Extracted entries:
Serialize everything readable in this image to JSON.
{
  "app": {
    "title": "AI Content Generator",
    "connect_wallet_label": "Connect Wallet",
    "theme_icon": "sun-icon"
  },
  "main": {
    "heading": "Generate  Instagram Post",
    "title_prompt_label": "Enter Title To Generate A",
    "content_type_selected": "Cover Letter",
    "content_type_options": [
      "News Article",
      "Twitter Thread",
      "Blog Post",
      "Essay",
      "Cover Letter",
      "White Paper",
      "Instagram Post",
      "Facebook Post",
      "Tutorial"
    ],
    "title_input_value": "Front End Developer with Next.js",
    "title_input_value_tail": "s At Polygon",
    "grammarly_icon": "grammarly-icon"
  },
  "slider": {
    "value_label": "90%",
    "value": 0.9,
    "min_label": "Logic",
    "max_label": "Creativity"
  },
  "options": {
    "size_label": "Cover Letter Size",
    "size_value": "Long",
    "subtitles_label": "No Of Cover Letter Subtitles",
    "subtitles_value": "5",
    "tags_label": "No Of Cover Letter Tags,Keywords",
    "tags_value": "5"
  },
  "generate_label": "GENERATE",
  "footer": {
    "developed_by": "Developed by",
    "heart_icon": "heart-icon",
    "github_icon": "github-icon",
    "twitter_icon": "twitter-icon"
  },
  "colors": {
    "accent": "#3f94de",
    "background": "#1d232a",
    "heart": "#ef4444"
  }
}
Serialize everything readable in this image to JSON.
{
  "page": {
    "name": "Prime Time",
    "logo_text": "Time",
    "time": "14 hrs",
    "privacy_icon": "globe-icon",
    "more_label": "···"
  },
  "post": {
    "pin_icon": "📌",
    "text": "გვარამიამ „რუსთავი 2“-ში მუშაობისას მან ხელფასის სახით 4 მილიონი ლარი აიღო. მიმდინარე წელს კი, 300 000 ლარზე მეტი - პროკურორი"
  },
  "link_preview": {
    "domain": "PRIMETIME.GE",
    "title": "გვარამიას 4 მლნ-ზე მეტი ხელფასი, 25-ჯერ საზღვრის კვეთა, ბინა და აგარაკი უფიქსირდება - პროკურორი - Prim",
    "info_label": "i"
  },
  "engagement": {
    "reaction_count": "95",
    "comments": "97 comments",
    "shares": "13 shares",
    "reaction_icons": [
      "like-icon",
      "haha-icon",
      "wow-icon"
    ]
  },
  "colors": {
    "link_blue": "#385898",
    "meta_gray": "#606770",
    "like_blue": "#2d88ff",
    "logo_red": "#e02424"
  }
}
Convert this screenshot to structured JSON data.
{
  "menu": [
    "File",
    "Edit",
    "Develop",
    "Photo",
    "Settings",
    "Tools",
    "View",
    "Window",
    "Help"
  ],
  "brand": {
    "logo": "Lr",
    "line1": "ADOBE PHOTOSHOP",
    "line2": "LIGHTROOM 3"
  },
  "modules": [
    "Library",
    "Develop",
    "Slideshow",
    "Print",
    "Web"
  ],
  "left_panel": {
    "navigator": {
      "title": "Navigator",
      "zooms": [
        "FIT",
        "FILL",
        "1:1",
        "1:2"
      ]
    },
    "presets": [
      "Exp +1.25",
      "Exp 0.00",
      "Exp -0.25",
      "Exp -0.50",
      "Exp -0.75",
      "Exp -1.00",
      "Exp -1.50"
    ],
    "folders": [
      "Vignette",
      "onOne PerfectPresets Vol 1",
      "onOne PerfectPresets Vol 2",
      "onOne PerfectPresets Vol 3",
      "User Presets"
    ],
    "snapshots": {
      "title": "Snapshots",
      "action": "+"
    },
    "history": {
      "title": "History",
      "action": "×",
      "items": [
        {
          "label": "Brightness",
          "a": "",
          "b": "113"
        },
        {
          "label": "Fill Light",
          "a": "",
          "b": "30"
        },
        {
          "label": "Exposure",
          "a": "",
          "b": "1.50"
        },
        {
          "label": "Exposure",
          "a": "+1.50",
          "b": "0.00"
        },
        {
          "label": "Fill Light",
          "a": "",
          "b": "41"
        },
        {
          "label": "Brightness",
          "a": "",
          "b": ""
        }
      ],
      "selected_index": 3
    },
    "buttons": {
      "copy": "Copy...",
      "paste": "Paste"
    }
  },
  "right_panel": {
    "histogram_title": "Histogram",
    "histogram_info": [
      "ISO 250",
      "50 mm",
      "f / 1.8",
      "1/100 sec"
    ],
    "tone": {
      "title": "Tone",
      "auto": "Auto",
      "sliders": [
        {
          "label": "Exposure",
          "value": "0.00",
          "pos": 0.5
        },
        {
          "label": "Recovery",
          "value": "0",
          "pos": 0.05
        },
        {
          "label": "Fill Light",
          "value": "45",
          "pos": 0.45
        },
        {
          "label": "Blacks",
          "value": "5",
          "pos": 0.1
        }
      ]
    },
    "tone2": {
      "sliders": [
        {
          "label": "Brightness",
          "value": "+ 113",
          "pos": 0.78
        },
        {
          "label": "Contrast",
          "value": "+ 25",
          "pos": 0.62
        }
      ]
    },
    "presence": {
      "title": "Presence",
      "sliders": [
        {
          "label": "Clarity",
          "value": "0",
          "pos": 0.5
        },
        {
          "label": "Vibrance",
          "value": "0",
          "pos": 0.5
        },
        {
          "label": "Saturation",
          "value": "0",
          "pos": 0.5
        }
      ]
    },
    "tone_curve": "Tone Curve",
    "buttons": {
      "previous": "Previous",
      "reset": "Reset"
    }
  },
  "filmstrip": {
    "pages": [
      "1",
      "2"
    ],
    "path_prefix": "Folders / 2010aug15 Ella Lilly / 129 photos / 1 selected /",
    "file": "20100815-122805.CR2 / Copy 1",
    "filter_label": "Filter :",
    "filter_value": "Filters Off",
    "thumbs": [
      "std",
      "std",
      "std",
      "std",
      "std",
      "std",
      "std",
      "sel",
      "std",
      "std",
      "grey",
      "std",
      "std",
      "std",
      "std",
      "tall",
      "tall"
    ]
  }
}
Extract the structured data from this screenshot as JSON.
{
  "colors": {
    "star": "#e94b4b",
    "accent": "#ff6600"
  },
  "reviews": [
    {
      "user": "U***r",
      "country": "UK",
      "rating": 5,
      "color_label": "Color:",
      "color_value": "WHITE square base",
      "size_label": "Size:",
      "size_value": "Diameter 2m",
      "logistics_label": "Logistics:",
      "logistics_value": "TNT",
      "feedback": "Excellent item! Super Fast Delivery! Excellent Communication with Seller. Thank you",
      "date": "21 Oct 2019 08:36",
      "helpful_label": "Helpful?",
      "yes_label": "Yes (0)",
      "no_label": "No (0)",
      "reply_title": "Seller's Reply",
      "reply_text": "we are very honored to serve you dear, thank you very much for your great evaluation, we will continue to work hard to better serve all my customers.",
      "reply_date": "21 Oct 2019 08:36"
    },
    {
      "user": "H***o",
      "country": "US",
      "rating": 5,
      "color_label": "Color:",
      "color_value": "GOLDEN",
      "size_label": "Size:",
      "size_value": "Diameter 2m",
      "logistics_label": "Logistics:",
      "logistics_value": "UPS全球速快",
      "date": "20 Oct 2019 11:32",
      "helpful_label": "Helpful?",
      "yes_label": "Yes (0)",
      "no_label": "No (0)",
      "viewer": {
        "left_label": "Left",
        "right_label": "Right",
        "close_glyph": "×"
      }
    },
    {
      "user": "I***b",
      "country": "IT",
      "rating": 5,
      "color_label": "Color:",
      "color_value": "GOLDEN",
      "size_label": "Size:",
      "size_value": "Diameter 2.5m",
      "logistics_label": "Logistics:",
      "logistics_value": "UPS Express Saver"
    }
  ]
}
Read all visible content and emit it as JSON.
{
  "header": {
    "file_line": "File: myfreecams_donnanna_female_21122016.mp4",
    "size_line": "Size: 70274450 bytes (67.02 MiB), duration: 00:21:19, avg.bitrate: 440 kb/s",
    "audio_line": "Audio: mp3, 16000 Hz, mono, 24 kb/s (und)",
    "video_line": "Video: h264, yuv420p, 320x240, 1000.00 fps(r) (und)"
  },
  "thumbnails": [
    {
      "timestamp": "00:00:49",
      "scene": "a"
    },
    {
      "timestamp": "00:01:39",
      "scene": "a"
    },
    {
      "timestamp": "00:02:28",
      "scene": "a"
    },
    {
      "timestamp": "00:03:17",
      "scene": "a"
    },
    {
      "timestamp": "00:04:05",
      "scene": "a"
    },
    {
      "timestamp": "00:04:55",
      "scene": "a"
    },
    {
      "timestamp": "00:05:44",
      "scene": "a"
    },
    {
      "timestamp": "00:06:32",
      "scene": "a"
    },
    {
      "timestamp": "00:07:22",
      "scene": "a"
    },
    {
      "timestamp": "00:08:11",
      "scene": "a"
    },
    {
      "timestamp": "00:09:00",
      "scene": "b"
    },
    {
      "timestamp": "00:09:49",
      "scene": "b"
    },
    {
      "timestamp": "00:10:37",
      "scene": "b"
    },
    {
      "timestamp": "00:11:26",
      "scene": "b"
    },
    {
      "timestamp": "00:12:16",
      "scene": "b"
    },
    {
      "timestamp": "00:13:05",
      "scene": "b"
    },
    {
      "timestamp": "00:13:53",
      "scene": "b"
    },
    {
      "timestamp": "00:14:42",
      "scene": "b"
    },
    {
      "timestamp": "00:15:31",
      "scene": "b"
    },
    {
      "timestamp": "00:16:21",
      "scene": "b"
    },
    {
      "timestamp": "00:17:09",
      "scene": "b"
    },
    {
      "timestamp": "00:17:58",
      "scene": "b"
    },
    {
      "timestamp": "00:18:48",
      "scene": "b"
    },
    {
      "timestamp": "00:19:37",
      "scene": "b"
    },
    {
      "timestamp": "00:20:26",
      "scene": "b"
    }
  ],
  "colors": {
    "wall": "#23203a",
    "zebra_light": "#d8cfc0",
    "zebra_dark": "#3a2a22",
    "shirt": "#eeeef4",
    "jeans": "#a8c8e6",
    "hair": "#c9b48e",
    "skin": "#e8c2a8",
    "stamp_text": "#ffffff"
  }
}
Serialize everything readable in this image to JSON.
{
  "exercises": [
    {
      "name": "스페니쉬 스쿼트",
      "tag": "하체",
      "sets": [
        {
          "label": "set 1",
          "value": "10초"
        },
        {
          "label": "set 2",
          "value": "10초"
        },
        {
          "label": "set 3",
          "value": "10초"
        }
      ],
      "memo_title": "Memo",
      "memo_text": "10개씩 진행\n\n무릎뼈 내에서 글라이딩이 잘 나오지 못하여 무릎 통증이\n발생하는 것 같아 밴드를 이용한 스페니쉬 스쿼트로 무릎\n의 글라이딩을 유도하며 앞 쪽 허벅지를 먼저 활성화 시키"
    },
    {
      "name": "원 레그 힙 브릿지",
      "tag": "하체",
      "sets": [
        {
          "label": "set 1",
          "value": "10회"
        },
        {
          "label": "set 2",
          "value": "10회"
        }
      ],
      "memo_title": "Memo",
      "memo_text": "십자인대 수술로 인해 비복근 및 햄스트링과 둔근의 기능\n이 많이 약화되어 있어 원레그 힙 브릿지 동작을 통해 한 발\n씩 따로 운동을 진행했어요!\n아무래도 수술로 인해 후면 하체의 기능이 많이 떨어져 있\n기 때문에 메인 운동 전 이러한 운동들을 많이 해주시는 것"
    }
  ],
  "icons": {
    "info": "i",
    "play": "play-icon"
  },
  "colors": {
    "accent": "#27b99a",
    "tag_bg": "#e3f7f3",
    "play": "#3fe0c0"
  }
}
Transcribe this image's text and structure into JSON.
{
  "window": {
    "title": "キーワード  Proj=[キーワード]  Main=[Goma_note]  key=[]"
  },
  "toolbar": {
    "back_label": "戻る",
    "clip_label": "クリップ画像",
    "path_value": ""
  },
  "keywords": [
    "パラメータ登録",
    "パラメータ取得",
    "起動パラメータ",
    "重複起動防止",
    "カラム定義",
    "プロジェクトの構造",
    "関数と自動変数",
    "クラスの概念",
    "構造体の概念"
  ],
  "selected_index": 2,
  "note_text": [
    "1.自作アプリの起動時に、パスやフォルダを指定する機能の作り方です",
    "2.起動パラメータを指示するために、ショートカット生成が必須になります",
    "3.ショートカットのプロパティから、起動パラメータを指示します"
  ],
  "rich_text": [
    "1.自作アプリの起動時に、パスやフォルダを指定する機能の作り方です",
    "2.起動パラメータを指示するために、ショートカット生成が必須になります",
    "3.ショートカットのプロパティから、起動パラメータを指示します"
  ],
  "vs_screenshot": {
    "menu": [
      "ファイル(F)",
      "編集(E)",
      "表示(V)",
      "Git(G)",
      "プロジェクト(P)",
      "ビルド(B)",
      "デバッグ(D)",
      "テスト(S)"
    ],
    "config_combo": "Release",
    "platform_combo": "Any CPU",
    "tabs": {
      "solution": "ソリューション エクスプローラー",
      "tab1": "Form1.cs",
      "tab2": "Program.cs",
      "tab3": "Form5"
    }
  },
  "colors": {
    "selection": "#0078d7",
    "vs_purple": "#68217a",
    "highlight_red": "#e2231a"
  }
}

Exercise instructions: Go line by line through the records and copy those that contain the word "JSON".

Result below:
Serialize everything readable in this image to JSON.
Serialize everything readable in this image to JSON.
Convert this screenshot to structured JSON data.
Extract the structured data from this screenshot as JSON.
Read all visible content and emit it as JSON.
Serialize everything readable in this image to JSON.
Transcribe this image's text and structure into JSON.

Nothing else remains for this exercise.